If you act like you know what you’re doing you have a really good shot at failing upward. Power, wealth, and privilege are becoming even more concentrated. If there’s anything that the recent years of politics in America have revealed it’s that the number of people who feel disenfranchised is growing. Automation, globalization, and the digital economy have left a great majority of people feeling left out of where things are going.

And of course, there are large numbers of people in this country who have felt historically left out. According to studies the richest 1% of this country hold more wealth than the bottom 90% of this country. And those numbers get even more bloated when you look globally. The world’s billionaires control $7 million which has septupled from 2010-2015. The top 10% worldwide control 85% of global wealth.

All of this speaks to the fact that what Mary sings about is not the world we experience, the world we live in. That’s precisely the point.

Mary’s song is about imagination. Mary’s song helps us imagine a new world. Mary’s song creates in our mind a world in which those who are economically disenfranchised become the centerpiece of divine action. God’s 12-point economic plan centers on those who feel left out. The disenfranchised aren’t competing against one another, as they are now in American politics, but are brought together by the work of God.
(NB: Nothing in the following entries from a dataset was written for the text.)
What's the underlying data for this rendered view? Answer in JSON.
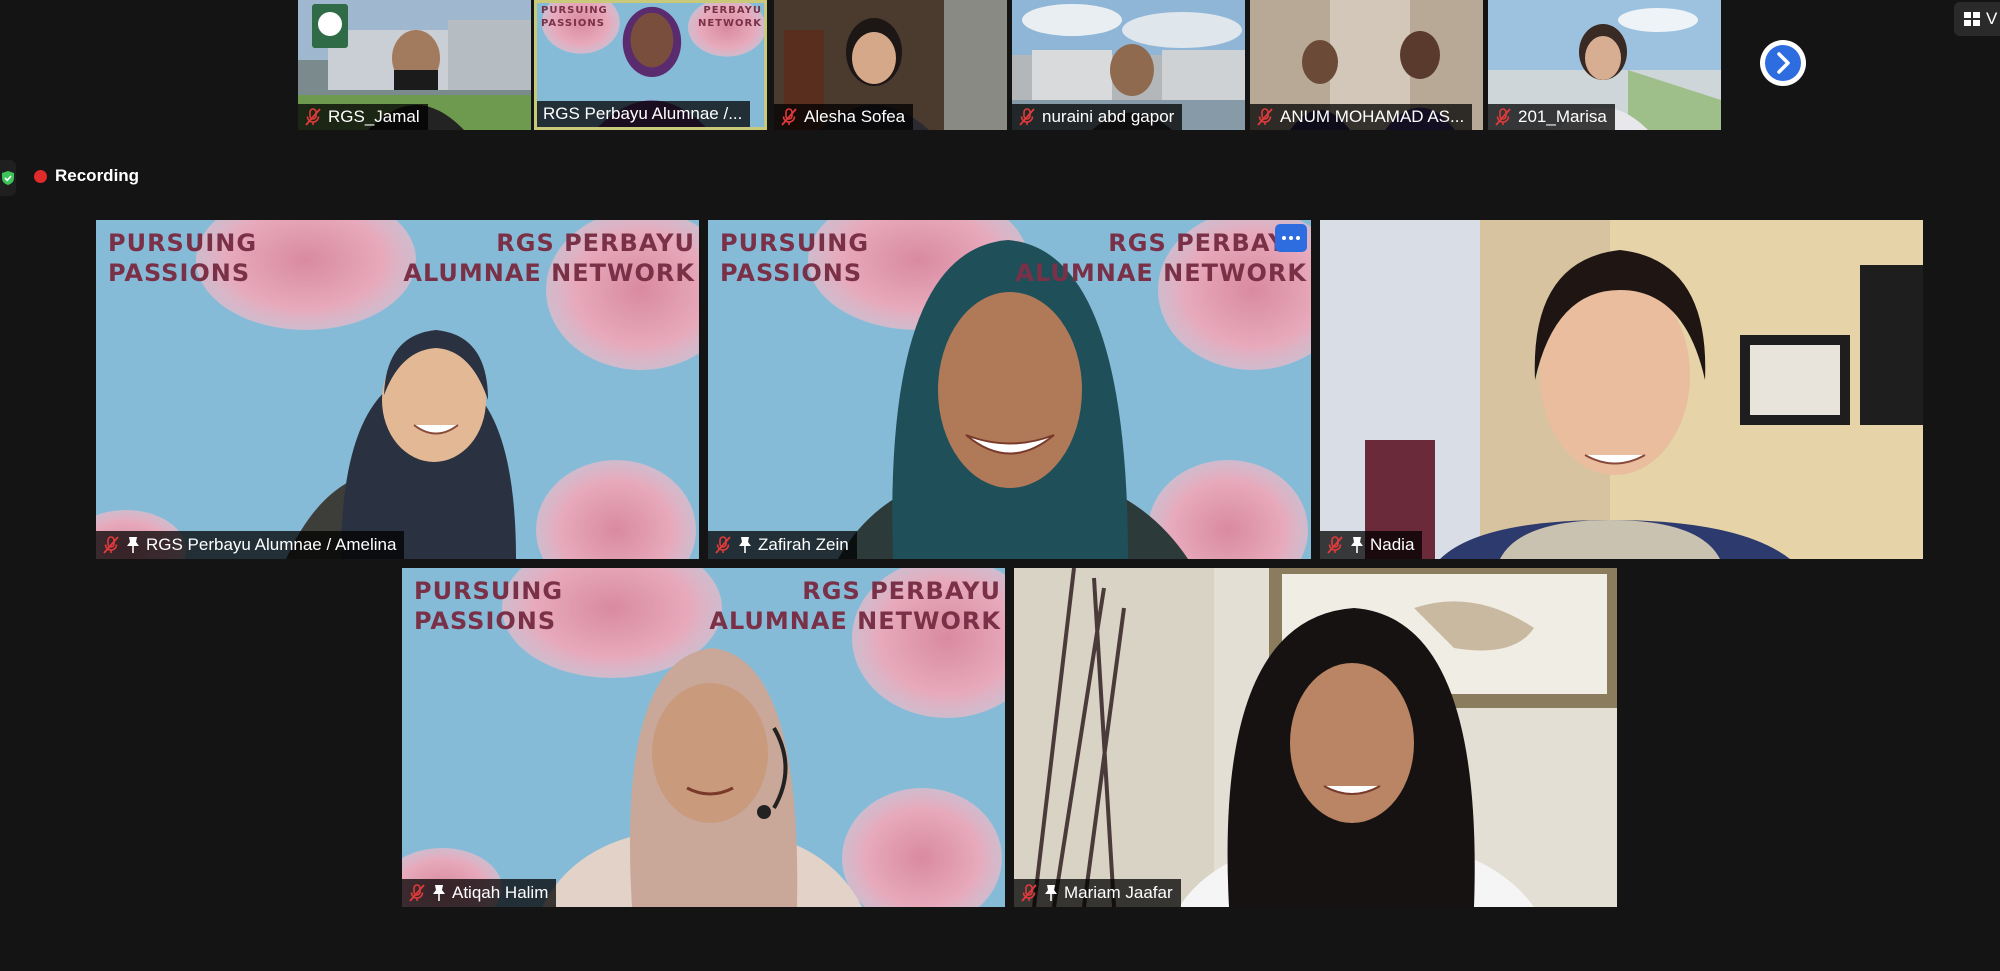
{
  "top_strip": [
    {
      "name": "RGS_Jamal"
    },
    {
      "name": "RGS Perbayu Alumnae /..."
    },
    {
      "name": "Alesha Sofea"
    },
    {
      "name": "nuraini abd gapor"
    },
    {
      "name": "ANUM MOHAMAD AS..."
    },
    {
      "name": "201_Marisa"
    }
  ],
  "recording": {
    "label": "Recording"
  },
  "view_button": {
    "label": "V"
  },
  "background_text": {
    "left": "PURSUING\nPASSIONS",
    "right": "RGS PERBAYU\nALUMNAE NETWORK",
    "strip_left": "PURSUING\nPASSIONS",
    "strip_right": "PERBAYU\nNETWORK"
  },
  "gallery": [
    {
      "name": "RGS Perbayu Alumnae / Amelina"
    },
    {
      "name": "Zafirah Zein"
    },
    {
      "name": "Nadia"
    },
    {
      "name": "Atiqah Halim"
    },
    {
      "name": "Mariam Jaafar"
    }
  ],
  "colors": {
    "background": "#141414",
    "virtual_bg": "#86bbd8",
    "bg_text": "#7a3148",
    "recording_dot": "#e02b2b",
    "active_speaker_border": "#c9c97a",
    "more_button": "#2d6de0"
  }
}
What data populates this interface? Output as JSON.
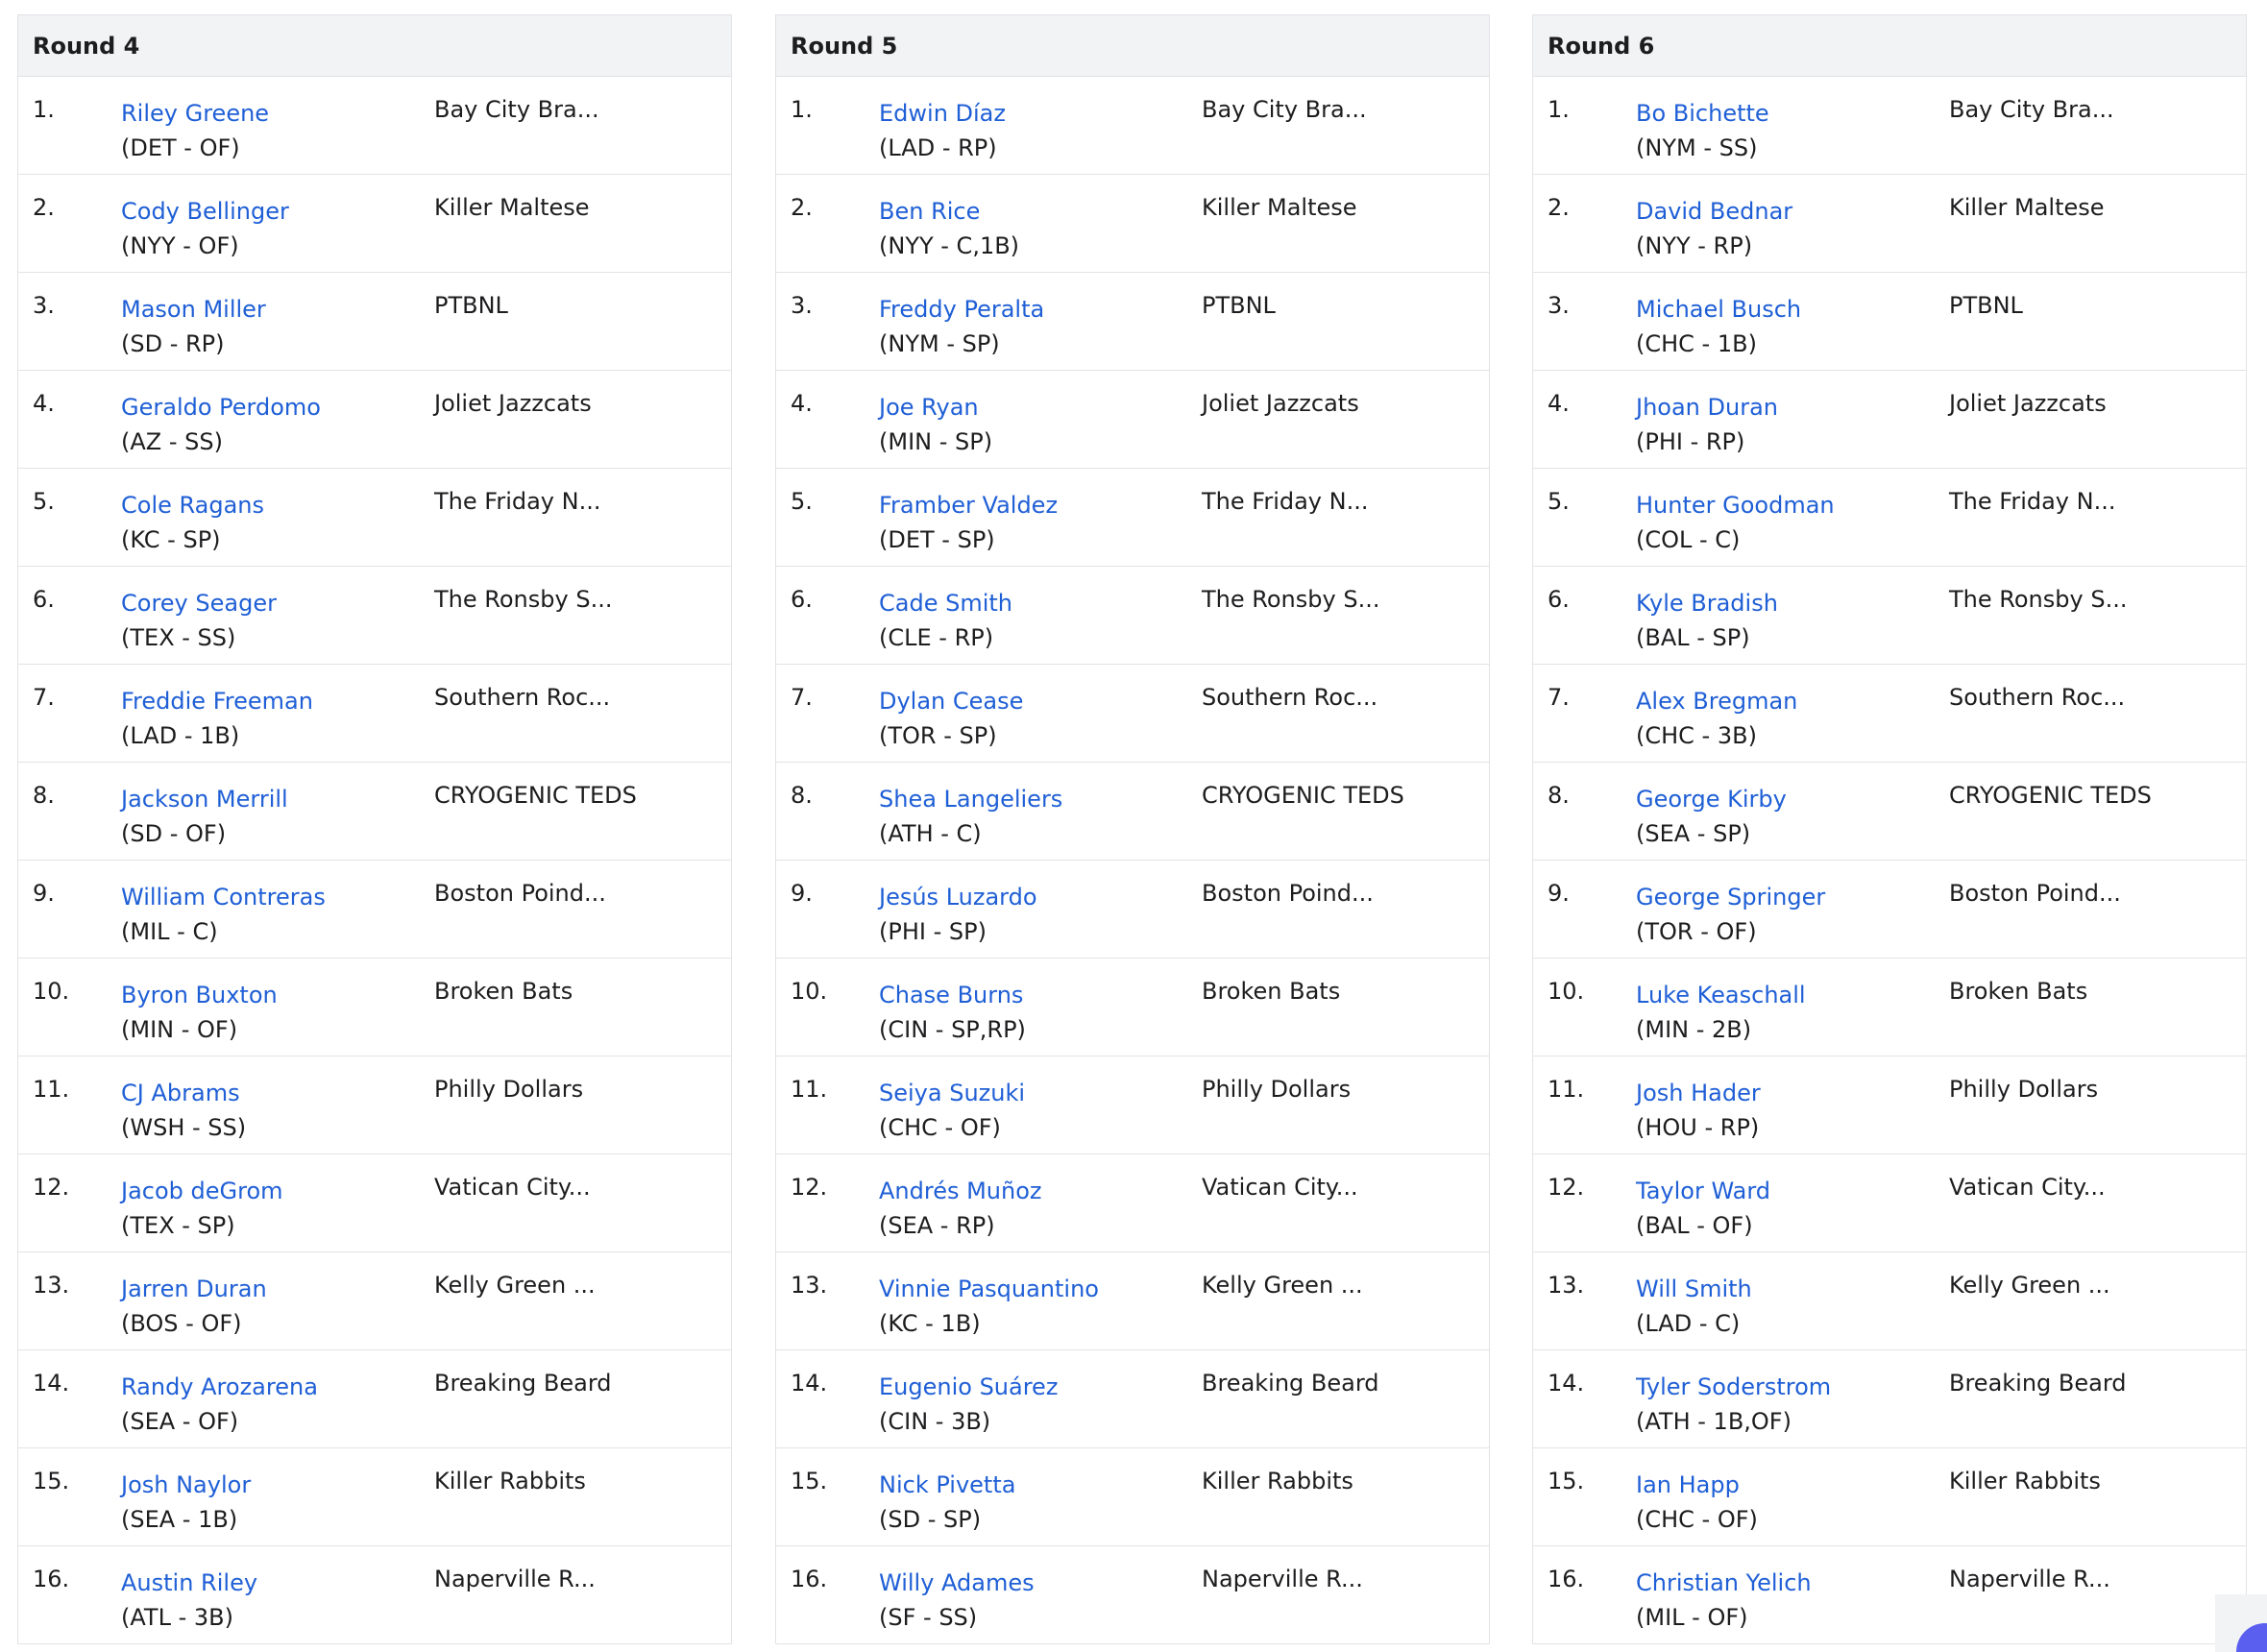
{
  "rounds": [
    {
      "title": "Round 4",
      "picks": [
        {
          "num": "1.",
          "player": "Riley Greene",
          "pos": "(DET - OF)",
          "team": "Bay City Bra..."
        },
        {
          "num": "2.",
          "player": "Cody Bellinger",
          "pos": "(NYY - OF)",
          "team": "Killer Maltese"
        },
        {
          "num": "3.",
          "player": "Mason Miller",
          "pos": "(SD - RP)",
          "team": "PTBNL"
        },
        {
          "num": "4.",
          "player": "Geraldo Perdomo",
          "pos": "(AZ - SS)",
          "team": "Joliet Jazzcats"
        },
        {
          "num": "5.",
          "player": "Cole Ragans",
          "pos": "(KC - SP)",
          "team": "The Friday N..."
        },
        {
          "num": "6.",
          "player": "Corey Seager",
          "pos": "(TEX - SS)",
          "team": "The Ronsby S..."
        },
        {
          "num": "7.",
          "player": "Freddie Freeman",
          "pos": "(LAD - 1B)",
          "team": "Southern Roc..."
        },
        {
          "num": "8.",
          "player": "Jackson Merrill",
          "pos": "(SD - OF)",
          "team": "CRYOGENIC TEDS"
        },
        {
          "num": "9.",
          "player": "William Contreras",
          "pos": "(MIL - C)",
          "team": "Boston Poind..."
        },
        {
          "num": "10.",
          "player": "Byron Buxton",
          "pos": "(MIN - OF)",
          "team": "Broken Bats"
        },
        {
          "num": "11.",
          "player": "CJ Abrams",
          "pos": "(WSH - SS)",
          "team": "Philly Dollars"
        },
        {
          "num": "12.",
          "player": "Jacob deGrom",
          "pos": "(TEX - SP)",
          "team": "Vatican City..."
        },
        {
          "num": "13.",
          "player": "Jarren Duran",
          "pos": "(BOS - OF)",
          "team": "Kelly Green ..."
        },
        {
          "num": "14.",
          "player": "Randy Arozarena",
          "pos": "(SEA - OF)",
          "team": "Breaking Beard"
        },
        {
          "num": "15.",
          "player": "Josh Naylor",
          "pos": "(SEA - 1B)",
          "team": "Killer Rabbits"
        },
        {
          "num": "16.",
          "player": "Austin Riley",
          "pos": "(ATL - 3B)",
          "team": "Naperville R..."
        }
      ]
    },
    {
      "title": "Round 5",
      "picks": [
        {
          "num": "1.",
          "player": "Edwin Díaz",
          "pos": "(LAD - RP)",
          "team": "Bay City Bra..."
        },
        {
          "num": "2.",
          "player": "Ben Rice",
          "pos": "(NYY - C,1B)",
          "team": "Killer Maltese"
        },
        {
          "num": "3.",
          "player": "Freddy Peralta",
          "pos": "(NYM - SP)",
          "team": "PTBNL"
        },
        {
          "num": "4.",
          "player": "Joe Ryan",
          "pos": "(MIN - SP)",
          "team": "Joliet Jazzcats"
        },
        {
          "num": "5.",
          "player": "Framber Valdez",
          "pos": "(DET - SP)",
          "team": "The Friday N..."
        },
        {
          "num": "6.",
          "player": "Cade Smith",
          "pos": "(CLE - RP)",
          "team": "The Ronsby S..."
        },
        {
          "num": "7.",
          "player": "Dylan Cease",
          "pos": "(TOR - SP)",
          "team": "Southern Roc..."
        },
        {
          "num": "8.",
          "player": "Shea Langeliers",
          "pos": "(ATH - C)",
          "team": "CRYOGENIC TEDS"
        },
        {
          "num": "9.",
          "player": "Jesús Luzardo",
          "pos": "(PHI - SP)",
          "team": "Boston Poind..."
        },
        {
          "num": "10.",
          "player": "Chase Burns",
          "pos": "(CIN - SP,RP)",
          "team": "Broken Bats"
        },
        {
          "num": "11.",
          "player": "Seiya Suzuki",
          "pos": "(CHC - OF)",
          "team": "Philly Dollars"
        },
        {
          "num": "12.",
          "player": "Andrés Muñoz",
          "pos": "(SEA - RP)",
          "team": "Vatican City..."
        },
        {
          "num": "13.",
          "player": "Vinnie Pasquantino",
          "pos": "(KC - 1B)",
          "team": "Kelly Green ..."
        },
        {
          "num": "14.",
          "player": "Eugenio Suárez",
          "pos": "(CIN - 3B)",
          "team": "Breaking Beard"
        },
        {
          "num": "15.",
          "player": "Nick Pivetta",
          "pos": "(SD - SP)",
          "team": "Killer Rabbits"
        },
        {
          "num": "16.",
          "player": "Willy Adames",
          "pos": "(SF - SS)",
          "team": "Naperville R..."
        }
      ]
    },
    {
      "title": "Round 6",
      "picks": [
        {
          "num": "1.",
          "player": "Bo Bichette",
          "pos": "(NYM - SS)",
          "team": "Bay City Bra..."
        },
        {
          "num": "2.",
          "player": "David Bednar",
          "pos": "(NYY - RP)",
          "team": "Killer Maltese"
        },
        {
          "num": "3.",
          "player": "Michael Busch",
          "pos": "(CHC - 1B)",
          "team": "PTBNL"
        },
        {
          "num": "4.",
          "player": "Jhoan Duran",
          "pos": "(PHI - RP)",
          "team": "Joliet Jazzcats"
        },
        {
          "num": "5.",
          "player": "Hunter Goodman",
          "pos": "(COL - C)",
          "team": "The Friday N..."
        },
        {
          "num": "6.",
          "player": "Kyle Bradish",
          "pos": "(BAL - SP)",
          "team": "The Ronsby S..."
        },
        {
          "num": "7.",
          "player": "Alex Bregman",
          "pos": "(CHC - 3B)",
          "team": "Southern Roc..."
        },
        {
          "num": "8.",
          "player": "George Kirby",
          "pos": "(SEA - SP)",
          "team": "CRYOGENIC TEDS"
        },
        {
          "num": "9.",
          "player": "George Springer",
          "pos": "(TOR - OF)",
          "team": "Boston Poind..."
        },
        {
          "num": "10.",
          "player": "Luke Keaschall",
          "pos": "(MIN - 2B)",
          "team": "Broken Bats"
        },
        {
          "num": "11.",
          "player": "Josh Hader",
          "pos": "(HOU - RP)",
          "team": "Philly Dollars"
        },
        {
          "num": "12.",
          "player": "Taylor Ward",
          "pos": "(BAL - OF)",
          "team": "Vatican City..."
        },
        {
          "num": "13.",
          "player": "Will Smith",
          "pos": "(LAD - C)",
          "team": "Kelly Green ..."
        },
        {
          "num": "14.",
          "player": "Tyler Soderstrom",
          "pos": "(ATH - 1B,OF)",
          "team": "Breaking Beard"
        },
        {
          "num": "15.",
          "player": "Ian Happ",
          "pos": "(CHC - OF)",
          "team": "Killer Rabbits"
        },
        {
          "num": "16.",
          "player": "Christian Yelich",
          "pos": "(MIL - OF)",
          "team": "Naperville R..."
        }
      ]
    }
  ],
  "colors": {
    "link": "#1f5fd6",
    "text": "#1d1d1f",
    "header_bg": "#f2f3f5",
    "border": "#e2e3e6",
    "fab_accent": "#5b5ff0"
  },
  "icons": {
    "corner_button": "chat-bubble-icon"
  }
}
Mary’s song imagines a world where God is working to help those that are without. Where God works to give to those who don’t have.

Where God’s promises come to fulfillment.

Where the works of God are made real throughout our world.

Where the things that hold us back, the conflicts, we see, the injustices and inequalities we see are repaired and put right with God.

Where the things we think are impossible are made possible by the God who made all there is.

Where the things that hold us back from loving completely, from hoping completely, from experiencing complete joy are taken away.

Where the Broken Hallelujah is sung with victory. 

Mary’s song imagines a world where all of our stumbling blocks are removed and we can approach the world with full hearts unafraid.

The purpose of Advent is imagination. The purpose of Advent is to present a world saved and redeemed by God. The purpose of Advent is to see that the promises of God given to us in Scripture witness to a new world that are directed forward towards human flourishing.

In your heart, in your soul, what better world can you imagine?

In your heart, in your soul, what is unsettling? What seems to be needed to become right? What seems like something we ought to fix? What is wrong that you still can’t believe is “a thing”?

The role of Advent is for us to realize there are parts of this world, some obvious, some really deep, that need saving, that need redeeming, that need fixing.

Realizing that something needs fixing requires imagination.

Advent teaches us to imagine what could be in the midst of what is. Advent calls us and teaches us to imagine what God can make possible. The best is yet to come.

Because Advent is the preamble, Christmas is the real thing. Christmas is to us the sure sign that what we dream of, what God causes us to imagine, the things we long for will come to pass.

We are heading that way. We are heading towards peace. We are heading towards hope. We are heading towards love. And the child in the manger is the source–our sure hope–that the world as it should be will become the world as it is.

And at that we magnify the Lord.

Suggested Scripture reading:  Luke 1:39-45

Rev. Matt Benton is a husband, father, and pastor of Spirit & Life Church, and Brenda’s boss.

This is part 4 of a 4-part series that will be available every Sunday of Advent. Part 1 is here. Part 2 is here. Part 3 is here.